== BRIEF ==
For the records below, give the count of lines holding the word "value" and nothing more.

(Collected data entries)
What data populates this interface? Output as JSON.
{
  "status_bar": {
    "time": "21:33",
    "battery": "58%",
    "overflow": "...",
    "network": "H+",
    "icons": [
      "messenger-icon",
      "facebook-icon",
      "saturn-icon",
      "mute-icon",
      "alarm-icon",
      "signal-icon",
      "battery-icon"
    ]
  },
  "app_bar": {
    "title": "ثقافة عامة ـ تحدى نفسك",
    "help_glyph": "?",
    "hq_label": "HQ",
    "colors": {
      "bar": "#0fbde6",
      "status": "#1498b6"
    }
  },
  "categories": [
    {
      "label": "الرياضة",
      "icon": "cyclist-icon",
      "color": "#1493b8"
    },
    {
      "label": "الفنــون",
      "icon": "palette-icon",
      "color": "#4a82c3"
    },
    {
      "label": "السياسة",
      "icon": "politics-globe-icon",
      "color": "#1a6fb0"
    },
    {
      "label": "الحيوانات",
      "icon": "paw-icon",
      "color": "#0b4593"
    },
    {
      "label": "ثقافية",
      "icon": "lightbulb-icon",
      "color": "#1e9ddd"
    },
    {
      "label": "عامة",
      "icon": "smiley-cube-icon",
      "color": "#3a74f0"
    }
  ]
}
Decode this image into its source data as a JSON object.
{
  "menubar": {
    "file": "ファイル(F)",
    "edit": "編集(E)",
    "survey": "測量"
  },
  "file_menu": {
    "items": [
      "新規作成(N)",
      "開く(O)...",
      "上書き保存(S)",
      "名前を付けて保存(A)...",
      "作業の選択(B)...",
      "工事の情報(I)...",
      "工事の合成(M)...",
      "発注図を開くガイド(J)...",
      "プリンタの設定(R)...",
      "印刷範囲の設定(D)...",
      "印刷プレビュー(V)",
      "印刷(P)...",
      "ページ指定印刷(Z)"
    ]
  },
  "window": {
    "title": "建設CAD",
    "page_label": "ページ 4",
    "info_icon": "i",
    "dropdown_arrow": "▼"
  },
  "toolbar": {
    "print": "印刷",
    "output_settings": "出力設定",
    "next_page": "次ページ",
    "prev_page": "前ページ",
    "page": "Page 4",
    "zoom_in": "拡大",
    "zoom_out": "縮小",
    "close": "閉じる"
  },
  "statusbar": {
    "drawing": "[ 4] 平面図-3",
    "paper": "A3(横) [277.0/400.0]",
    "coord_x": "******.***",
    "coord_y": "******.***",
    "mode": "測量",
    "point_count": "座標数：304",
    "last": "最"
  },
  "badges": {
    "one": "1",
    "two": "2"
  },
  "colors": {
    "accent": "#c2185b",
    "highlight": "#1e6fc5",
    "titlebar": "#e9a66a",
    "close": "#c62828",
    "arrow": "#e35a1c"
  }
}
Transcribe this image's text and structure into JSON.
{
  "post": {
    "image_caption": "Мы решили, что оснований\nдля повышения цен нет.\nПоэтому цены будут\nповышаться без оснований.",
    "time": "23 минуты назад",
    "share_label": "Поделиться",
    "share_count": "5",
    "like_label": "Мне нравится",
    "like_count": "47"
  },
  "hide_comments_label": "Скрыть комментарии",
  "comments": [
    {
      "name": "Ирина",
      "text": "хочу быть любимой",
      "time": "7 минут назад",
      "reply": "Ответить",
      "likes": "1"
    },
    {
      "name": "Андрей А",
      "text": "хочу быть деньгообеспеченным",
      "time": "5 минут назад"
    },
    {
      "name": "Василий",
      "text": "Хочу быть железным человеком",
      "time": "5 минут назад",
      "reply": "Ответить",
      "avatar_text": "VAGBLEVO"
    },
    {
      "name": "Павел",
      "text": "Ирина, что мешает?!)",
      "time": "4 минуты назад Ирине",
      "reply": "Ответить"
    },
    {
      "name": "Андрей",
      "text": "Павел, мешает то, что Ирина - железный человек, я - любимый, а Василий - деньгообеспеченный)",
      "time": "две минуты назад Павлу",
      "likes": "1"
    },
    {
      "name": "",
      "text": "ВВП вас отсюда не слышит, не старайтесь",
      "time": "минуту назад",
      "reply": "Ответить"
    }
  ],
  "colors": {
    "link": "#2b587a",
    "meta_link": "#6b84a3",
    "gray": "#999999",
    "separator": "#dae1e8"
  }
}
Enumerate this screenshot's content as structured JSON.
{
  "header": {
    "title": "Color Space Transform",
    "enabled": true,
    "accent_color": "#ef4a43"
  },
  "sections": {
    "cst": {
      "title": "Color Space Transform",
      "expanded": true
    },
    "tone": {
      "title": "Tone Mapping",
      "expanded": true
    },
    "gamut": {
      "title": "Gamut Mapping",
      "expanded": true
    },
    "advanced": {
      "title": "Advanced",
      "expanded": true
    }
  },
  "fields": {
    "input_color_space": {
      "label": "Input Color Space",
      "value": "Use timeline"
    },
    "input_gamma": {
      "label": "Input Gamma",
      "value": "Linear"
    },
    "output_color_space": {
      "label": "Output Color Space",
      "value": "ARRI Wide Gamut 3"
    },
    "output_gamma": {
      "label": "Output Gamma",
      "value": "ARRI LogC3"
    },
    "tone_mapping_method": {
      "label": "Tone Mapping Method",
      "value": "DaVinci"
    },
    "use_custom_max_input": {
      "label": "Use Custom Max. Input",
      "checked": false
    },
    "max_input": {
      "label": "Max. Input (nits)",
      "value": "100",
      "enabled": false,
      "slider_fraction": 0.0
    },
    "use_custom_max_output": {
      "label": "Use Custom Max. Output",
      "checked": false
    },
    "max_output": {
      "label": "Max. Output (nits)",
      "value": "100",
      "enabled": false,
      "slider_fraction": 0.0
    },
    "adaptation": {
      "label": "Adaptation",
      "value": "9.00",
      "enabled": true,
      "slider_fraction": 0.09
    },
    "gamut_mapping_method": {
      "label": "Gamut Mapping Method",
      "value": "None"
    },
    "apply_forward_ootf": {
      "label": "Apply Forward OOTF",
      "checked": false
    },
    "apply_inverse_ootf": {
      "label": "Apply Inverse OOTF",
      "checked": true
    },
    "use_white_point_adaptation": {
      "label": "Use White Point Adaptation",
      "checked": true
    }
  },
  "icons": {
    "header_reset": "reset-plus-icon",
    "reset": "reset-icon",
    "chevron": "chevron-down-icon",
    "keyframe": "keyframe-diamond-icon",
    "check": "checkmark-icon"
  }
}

== TASK SOLUTION ==
9